- _REQUIRED ACTION_
Drop every image and restate the entries below word for word.

- _DATA SHOWN_
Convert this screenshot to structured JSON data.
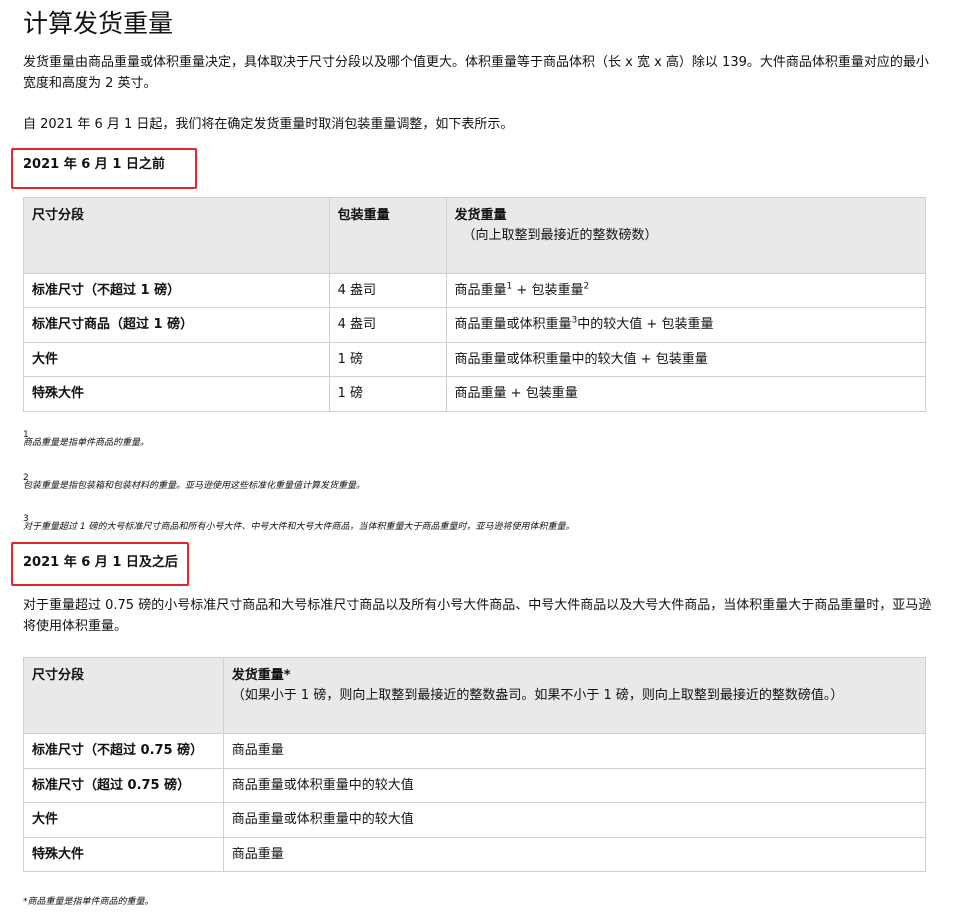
{
  "title": "计算发货重量",
  "intro": "发货重量由商品重量或体积重量决定，具体取决于尺寸分段以及哪个值更大。体积重量等于商品体积（长 x 宽 x 高）除以 139。大件商品体积重量对应的最小宽度和高度为 2 英寸。",
  "change_note": "自 2021 年 6 月 1 日起，我们将在确定发货重量时取消包装重量调整，如下表所示。",
  "before": {
    "heading": "2021 年 6 月 1 日之前",
    "headers": {
      "col1": "尺寸分段",
      "col2": "包装重量",
      "col3": "发货重量",
      "col3_sub": "（向上取整到最接近的整数磅数）"
    },
    "rows": [
      {
        "tier": "标准尺寸（不超过 1 磅）",
        "pkg": "4 盎司",
        "ship_a": "商品重量",
        "sup_a": "1",
        "ship_b": " + 包装重量",
        "sup_b": "2",
        "ship_c": ""
      },
      {
        "tier": "标准尺寸商品（超过 1 磅）",
        "pkg": "4 盎司",
        "ship_a": "商品重量或体积重量",
        "sup_a": "3",
        "ship_b": "中的较大值 + 包装重量",
        "sup_b": "",
        "ship_c": ""
      },
      {
        "tier": "大件",
        "pkg": "1 磅",
        "ship_a": "商品重量或体积重量中的较大值 + 包装重量",
        "sup_a": "",
        "ship_b": "",
        "sup_b": "",
        "ship_c": ""
      },
      {
        "tier": "特殊大件",
        "pkg": "1 磅",
        "ship_a": "商品重量 + 包装重量",
        "sup_a": "",
        "ship_b": "",
        "sup_b": "",
        "ship_c": ""
      }
    ],
    "footnotes": [
      {
        "num": "1",
        "text": "商品重量是指单件商品的重量。"
      },
      {
        "num": "2",
        "text": "包装重量是指包装箱和包装材料的重量。亚马逊使用这些标准化重量值计算发货重量。"
      },
      {
        "num": "3",
        "text": "对于重量超过 1 磅的大号标准尺寸商品和所有小号大件、中号大件和大号大件商品，当体积重量大于商品重量时，亚马逊将使用体积重量。"
      }
    ]
  },
  "after": {
    "heading": "2021 年 6 月 1 日及之后",
    "note": "对于重量超过 0.75 磅的小号标准尺寸商品和大号标准尺寸商品以及所有小号大件商品、中号大件商品以及大号大件商品，当体积重量大于商品重量时，亚马逊将使用体积重量。",
    "headers": {
      "col1": "尺寸分段",
      "col2": "发货重量*",
      "col2_sub": "（如果小于 1 磅，则向上取整到最接近的整数盎司。如果不小于 1 磅，则向上取整到最接近的整数磅值。）"
    },
    "rows": [
      {
        "tier": "标准尺寸（不超过 0.75 磅）",
        "ship": "商品重量"
      },
      {
        "tier": "标准尺寸（超过 0.75 磅）",
        "ship": "商品重量或体积重量中的较大值"
      },
      {
        "tier": "大件",
        "ship": "商品重量或体积重量中的较大值"
      },
      {
        "tier": "特殊大件",
        "ship": "商品重量"
      }
    ],
    "footnote": "*商品重量是指单件商品的重量。"
  },
  "colors": {
    "highlight_box": "#e8232a",
    "table_header_bg": "#e9e9e9",
    "border": "#d0d0d0"
  }
}
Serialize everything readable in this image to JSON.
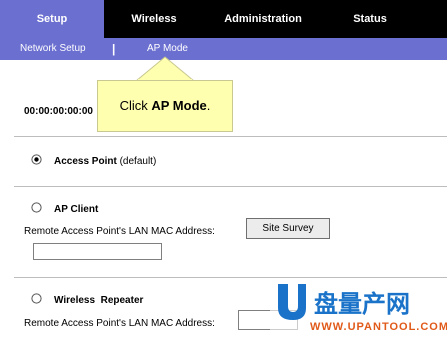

- _EXERCISE OUTPUT_
Convert this screenshot to structured JSON data.
{
  "title": "计算发货重量",
  "intro": "发货重量由商品重量或体积重量决定，具体取决于尺寸分段以及哪个值更大。体积重量等于商品体积（长 x 宽 x 高）除以 139。大件商品体积重量对应的最小宽度和高度为 2 英寸。",
  "change_note": "自 2021 年 6 月 1 日起，我们将在确定发货重量时取消包装重量调整，如下表所示。",
  "before": {
    "heading": "2021 年 6 月 1 日之前",
    "headers": {
      "col1": "尺寸分段",
      "col2": "包装重量",
      "col3": "发货重量",
      "col3_sub": "（向上取整到最接近的整数磅数）"
    },
    "rows": [
      {
        "tier": "标准尺寸（不超过 1 磅）",
        "pkg": "4 盎司",
        "ship_a": "商品重量",
        "sup_a": "1",
        "ship_b": " + 包装重量",
        "sup_b": "2",
        "ship_c": ""
      },
      {
        "tier": "标准尺寸商品（超过 1 磅）",
        "pkg": "4 盎司",
        "ship_a": "商品重量或体积重量",
        "sup_a": "3",
        "ship_b": "中的较大值 + 包装重量",
        "sup_b": "",
        "ship_c": ""
      },
      {
        "tier": "大件",
        "pkg": "1 磅",
        "ship_a": "商品重量或体积重量中的较大值 + 包装重量",
        "sup_a": "",
        "ship_b": "",
        "sup_b": "",
        "ship_c": ""
      },
      {
        "tier": "特殊大件",
        "pkg": "1 磅",
        "ship_a": "商品重量 + 包装重量",
        "sup_a": "",
        "ship_b": "",
        "sup_b": "",
        "ship_c": ""
      }
    ],
    "footnotes": [
      {
        "num": "1",
        "text": "商品重量是指单件商品的重量。"
      },
      {
        "num": "2",
        "text": "包装重量是指包装箱和包装材料的重量。亚马逊使用这些标准化重量值计算发货重量。"
      },
      {
        "num": "3",
        "text": "对于重量超过 1 磅的大号标准尺寸商品和所有小号大件、中号大件和大号大件商品，当体积重量大于商品重量时，亚马逊将使用体积重量。"
      }
    ]
  },
  "after": {
    "heading": "2021 年 6 月 1 日及之后",
    "note": "对于重量超过 0.75 磅的小号标准尺寸商品和大号标准尺寸商品以及所有小号大件商品、中号大件商品以及大号大件商品，当体积重量大于商品重量时，亚马逊将使用体积重量。",
    "headers": {
      "col1": "尺寸分段",
      "col2": "发货重量*",
      "col2_sub": "（如果小于 1 磅，则向上取整到最接近的整数盎司。如果不小于 1 磅，则向上取整到最接近的整数磅值。）"
    },
    "rows": [
      {
        "tier": "标准尺寸（不超过 0.75 磅）",
        "ship": "商品重量"
      },
      {
        "tier": "标准尺寸（超过 0.75 磅）",
        "ship": "商品重量或体积重量中的较大值"
      },
      {
        "tier": "大件",
        "ship": "商品重量或体积重量中的较大值"
      },
      {
        "tier": "特殊大件",
        "ship": "商品重量"
      }
    ],
    "footnote": "*商品重量是指单件商品的重量。"
  },
  "colors": {
    "highlight_box": "#e8232a",
    "table_header_bg": "#e9e9e9",
    "border": "#d0d0d0"
  }
}
Serialize everything readable in this image to JSON.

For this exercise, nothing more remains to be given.